(Entries taken from a collection)

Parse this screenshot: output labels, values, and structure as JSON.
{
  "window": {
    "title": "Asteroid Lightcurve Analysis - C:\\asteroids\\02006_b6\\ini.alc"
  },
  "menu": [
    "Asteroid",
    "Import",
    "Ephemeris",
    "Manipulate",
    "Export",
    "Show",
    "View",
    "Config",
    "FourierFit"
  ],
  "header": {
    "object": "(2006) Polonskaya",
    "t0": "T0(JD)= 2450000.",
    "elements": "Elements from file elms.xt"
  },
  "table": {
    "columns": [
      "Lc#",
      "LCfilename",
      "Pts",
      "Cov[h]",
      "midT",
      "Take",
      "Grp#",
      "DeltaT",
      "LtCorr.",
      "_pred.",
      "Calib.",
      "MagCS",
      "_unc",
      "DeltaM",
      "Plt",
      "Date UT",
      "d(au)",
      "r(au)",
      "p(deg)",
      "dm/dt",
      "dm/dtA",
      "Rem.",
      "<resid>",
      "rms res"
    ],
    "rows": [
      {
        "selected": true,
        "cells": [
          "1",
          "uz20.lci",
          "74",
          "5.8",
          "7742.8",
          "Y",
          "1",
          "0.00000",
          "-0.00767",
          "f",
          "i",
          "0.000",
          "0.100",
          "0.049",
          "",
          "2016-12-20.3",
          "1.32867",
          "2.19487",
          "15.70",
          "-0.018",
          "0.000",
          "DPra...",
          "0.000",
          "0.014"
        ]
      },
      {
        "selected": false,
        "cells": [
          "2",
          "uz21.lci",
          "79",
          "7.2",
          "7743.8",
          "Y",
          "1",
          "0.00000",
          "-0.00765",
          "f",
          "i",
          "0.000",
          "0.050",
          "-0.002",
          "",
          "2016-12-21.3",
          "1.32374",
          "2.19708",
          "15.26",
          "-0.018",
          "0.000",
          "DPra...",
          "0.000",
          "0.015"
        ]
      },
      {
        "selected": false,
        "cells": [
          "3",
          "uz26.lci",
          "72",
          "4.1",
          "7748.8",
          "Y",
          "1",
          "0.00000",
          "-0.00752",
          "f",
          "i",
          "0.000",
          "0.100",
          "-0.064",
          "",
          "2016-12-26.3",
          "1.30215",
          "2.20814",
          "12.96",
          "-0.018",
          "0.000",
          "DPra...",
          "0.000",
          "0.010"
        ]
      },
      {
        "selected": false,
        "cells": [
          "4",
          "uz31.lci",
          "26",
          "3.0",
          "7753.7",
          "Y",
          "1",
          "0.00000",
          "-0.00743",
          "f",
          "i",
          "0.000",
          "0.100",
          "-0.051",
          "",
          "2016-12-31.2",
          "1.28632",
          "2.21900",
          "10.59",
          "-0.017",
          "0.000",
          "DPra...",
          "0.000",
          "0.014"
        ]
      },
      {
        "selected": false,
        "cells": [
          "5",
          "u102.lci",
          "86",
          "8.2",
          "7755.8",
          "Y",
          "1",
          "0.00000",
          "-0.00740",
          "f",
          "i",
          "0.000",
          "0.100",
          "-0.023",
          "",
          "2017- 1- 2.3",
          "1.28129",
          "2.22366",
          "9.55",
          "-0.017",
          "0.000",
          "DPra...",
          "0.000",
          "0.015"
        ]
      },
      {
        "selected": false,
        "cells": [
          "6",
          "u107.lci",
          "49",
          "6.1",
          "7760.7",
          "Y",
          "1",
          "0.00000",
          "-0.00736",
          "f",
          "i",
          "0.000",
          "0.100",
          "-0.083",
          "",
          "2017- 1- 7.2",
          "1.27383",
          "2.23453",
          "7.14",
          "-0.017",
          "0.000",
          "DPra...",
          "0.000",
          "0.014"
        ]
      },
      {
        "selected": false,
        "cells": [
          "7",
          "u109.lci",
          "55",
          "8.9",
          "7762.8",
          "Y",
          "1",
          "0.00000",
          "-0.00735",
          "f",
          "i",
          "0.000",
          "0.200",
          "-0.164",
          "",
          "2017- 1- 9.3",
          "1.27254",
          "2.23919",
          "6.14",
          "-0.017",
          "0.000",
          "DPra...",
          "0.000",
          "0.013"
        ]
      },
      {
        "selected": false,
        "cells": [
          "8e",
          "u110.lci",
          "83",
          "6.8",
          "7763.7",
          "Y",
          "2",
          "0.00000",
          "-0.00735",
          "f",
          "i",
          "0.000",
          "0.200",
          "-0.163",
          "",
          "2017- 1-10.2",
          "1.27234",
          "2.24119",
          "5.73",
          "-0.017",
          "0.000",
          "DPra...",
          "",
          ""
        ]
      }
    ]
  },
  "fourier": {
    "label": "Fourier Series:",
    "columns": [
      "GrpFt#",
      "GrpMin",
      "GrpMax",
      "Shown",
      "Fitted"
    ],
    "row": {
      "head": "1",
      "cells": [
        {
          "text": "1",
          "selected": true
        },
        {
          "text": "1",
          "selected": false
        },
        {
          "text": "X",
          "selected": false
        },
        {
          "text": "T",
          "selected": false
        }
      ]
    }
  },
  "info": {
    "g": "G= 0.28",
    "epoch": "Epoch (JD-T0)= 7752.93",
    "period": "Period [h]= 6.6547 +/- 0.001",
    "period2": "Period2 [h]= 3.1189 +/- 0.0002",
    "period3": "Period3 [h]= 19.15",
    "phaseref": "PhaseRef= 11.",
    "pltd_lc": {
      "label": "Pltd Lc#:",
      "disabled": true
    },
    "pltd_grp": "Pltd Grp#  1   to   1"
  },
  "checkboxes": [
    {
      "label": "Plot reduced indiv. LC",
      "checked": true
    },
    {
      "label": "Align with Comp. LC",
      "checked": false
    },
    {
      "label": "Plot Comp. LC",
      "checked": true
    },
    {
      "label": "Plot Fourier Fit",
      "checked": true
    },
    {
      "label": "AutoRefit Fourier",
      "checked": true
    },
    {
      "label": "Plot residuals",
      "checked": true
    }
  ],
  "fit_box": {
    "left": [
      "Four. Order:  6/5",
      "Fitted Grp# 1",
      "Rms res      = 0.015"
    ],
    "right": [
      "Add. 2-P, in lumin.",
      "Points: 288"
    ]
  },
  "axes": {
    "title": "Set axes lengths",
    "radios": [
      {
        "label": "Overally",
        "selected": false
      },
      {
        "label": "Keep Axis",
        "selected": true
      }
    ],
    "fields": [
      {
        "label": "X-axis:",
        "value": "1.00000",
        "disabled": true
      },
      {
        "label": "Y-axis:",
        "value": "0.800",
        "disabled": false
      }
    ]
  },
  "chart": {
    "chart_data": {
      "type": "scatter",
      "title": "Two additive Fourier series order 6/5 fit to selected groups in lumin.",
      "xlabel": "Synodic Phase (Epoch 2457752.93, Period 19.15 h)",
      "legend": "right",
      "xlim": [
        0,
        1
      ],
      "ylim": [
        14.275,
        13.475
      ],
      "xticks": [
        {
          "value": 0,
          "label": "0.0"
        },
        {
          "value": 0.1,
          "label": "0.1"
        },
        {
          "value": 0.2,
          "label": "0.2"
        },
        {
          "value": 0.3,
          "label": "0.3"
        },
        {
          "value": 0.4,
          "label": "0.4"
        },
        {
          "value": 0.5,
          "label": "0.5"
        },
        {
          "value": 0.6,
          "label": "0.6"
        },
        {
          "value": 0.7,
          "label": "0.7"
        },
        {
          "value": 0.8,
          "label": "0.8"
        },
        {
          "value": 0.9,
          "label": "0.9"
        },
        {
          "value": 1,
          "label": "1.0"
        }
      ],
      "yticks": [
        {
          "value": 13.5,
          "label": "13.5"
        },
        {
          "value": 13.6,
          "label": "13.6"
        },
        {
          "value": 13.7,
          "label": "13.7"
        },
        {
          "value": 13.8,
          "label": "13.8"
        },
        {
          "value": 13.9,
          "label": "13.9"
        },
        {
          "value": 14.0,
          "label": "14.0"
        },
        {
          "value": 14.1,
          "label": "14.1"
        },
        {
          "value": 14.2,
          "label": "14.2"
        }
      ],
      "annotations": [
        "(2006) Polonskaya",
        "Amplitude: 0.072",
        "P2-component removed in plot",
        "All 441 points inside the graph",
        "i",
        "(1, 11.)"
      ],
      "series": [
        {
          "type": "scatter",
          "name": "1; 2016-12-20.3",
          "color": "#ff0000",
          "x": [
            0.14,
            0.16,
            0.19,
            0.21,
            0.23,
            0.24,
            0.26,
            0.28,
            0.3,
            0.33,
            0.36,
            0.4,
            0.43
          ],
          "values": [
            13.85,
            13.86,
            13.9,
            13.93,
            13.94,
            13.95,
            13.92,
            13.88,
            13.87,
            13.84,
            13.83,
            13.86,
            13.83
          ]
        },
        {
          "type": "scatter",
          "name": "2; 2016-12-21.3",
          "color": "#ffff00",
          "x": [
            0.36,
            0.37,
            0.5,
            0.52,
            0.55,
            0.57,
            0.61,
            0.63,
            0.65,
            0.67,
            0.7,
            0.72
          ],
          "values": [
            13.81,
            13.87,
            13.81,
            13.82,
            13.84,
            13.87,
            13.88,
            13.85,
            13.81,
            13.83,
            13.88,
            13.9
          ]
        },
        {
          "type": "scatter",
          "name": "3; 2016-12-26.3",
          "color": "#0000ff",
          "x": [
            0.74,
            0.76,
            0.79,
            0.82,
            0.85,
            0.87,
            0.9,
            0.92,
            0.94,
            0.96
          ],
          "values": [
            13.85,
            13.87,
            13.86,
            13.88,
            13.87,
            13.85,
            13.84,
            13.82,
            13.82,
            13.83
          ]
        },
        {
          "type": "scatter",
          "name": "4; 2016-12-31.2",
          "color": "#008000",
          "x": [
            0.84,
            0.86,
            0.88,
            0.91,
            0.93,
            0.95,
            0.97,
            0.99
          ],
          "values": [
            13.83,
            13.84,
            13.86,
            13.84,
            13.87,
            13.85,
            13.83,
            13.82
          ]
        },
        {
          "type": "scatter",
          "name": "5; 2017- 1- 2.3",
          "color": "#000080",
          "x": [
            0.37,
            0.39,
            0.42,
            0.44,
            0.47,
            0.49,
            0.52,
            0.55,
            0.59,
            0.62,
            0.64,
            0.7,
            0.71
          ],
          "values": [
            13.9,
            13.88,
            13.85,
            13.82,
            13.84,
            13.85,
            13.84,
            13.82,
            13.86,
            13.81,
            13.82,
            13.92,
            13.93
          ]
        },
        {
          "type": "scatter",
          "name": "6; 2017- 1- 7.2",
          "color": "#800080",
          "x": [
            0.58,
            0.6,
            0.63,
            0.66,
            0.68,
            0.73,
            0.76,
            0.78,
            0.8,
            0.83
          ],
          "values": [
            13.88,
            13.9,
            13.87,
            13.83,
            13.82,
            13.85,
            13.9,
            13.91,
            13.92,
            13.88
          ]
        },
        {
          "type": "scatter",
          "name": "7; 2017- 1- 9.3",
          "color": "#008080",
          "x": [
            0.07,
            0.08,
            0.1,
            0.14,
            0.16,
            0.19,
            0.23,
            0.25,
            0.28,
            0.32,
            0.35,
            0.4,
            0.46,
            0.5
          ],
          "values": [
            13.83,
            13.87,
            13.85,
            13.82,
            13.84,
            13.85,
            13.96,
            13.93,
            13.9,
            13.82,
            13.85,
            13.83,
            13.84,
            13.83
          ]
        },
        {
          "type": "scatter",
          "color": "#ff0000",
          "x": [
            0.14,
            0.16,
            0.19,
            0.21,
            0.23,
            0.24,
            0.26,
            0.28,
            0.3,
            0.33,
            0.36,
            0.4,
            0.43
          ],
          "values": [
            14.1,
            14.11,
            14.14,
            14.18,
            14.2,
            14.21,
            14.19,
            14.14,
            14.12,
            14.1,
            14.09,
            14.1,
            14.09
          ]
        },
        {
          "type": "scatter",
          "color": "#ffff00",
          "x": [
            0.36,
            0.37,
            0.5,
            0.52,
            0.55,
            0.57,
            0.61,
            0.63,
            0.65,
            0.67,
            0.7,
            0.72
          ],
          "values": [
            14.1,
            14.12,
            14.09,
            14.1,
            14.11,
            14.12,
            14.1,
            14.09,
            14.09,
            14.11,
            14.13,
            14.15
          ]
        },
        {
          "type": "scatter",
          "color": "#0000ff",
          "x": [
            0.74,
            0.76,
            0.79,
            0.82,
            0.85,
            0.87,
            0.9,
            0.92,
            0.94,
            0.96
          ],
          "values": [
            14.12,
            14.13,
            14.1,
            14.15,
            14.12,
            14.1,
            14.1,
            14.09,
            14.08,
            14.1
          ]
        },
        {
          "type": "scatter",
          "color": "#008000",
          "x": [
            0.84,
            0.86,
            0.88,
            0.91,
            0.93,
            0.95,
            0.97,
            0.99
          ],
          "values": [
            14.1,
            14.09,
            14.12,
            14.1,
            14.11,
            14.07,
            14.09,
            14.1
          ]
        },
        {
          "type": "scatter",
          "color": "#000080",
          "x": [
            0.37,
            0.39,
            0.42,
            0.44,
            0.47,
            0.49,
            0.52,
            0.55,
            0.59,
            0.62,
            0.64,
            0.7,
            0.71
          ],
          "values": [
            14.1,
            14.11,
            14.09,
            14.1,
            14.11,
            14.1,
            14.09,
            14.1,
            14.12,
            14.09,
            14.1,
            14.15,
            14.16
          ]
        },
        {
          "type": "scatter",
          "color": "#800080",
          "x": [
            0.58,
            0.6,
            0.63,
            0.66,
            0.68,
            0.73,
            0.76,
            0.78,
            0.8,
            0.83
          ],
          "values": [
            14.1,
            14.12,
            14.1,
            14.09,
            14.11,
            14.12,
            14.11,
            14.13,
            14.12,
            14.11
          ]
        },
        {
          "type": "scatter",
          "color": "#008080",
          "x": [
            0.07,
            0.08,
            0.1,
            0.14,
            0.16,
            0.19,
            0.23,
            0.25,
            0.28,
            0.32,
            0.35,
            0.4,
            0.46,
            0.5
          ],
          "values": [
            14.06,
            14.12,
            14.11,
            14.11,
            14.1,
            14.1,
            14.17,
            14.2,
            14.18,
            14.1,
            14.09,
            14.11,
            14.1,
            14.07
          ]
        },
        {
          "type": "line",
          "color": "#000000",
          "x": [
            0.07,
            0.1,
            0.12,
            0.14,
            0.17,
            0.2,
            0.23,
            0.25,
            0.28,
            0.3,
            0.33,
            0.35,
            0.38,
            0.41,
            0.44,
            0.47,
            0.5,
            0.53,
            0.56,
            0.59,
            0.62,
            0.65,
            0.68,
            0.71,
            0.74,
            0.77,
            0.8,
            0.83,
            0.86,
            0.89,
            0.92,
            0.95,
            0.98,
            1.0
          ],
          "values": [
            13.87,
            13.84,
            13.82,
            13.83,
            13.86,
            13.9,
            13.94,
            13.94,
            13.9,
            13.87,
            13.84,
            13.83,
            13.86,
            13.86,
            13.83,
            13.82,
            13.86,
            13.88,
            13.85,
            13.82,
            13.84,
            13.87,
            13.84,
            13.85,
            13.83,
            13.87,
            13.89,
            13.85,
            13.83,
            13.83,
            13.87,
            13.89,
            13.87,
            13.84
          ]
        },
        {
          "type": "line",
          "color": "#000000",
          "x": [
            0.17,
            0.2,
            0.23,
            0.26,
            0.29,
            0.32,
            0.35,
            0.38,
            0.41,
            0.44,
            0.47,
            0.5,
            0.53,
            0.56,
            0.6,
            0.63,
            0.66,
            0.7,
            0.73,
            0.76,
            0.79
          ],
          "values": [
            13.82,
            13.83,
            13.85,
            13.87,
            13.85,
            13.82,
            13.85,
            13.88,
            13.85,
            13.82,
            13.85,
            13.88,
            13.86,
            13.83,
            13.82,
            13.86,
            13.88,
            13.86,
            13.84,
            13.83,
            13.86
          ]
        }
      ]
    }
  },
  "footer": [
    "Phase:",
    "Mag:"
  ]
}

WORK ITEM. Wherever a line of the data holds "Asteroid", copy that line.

SOLUTION.
    "title": "Asteroid Lightcurve Analysis - C:\\asteroids\\02006_b6\\ini.alc"
    "Asteroid",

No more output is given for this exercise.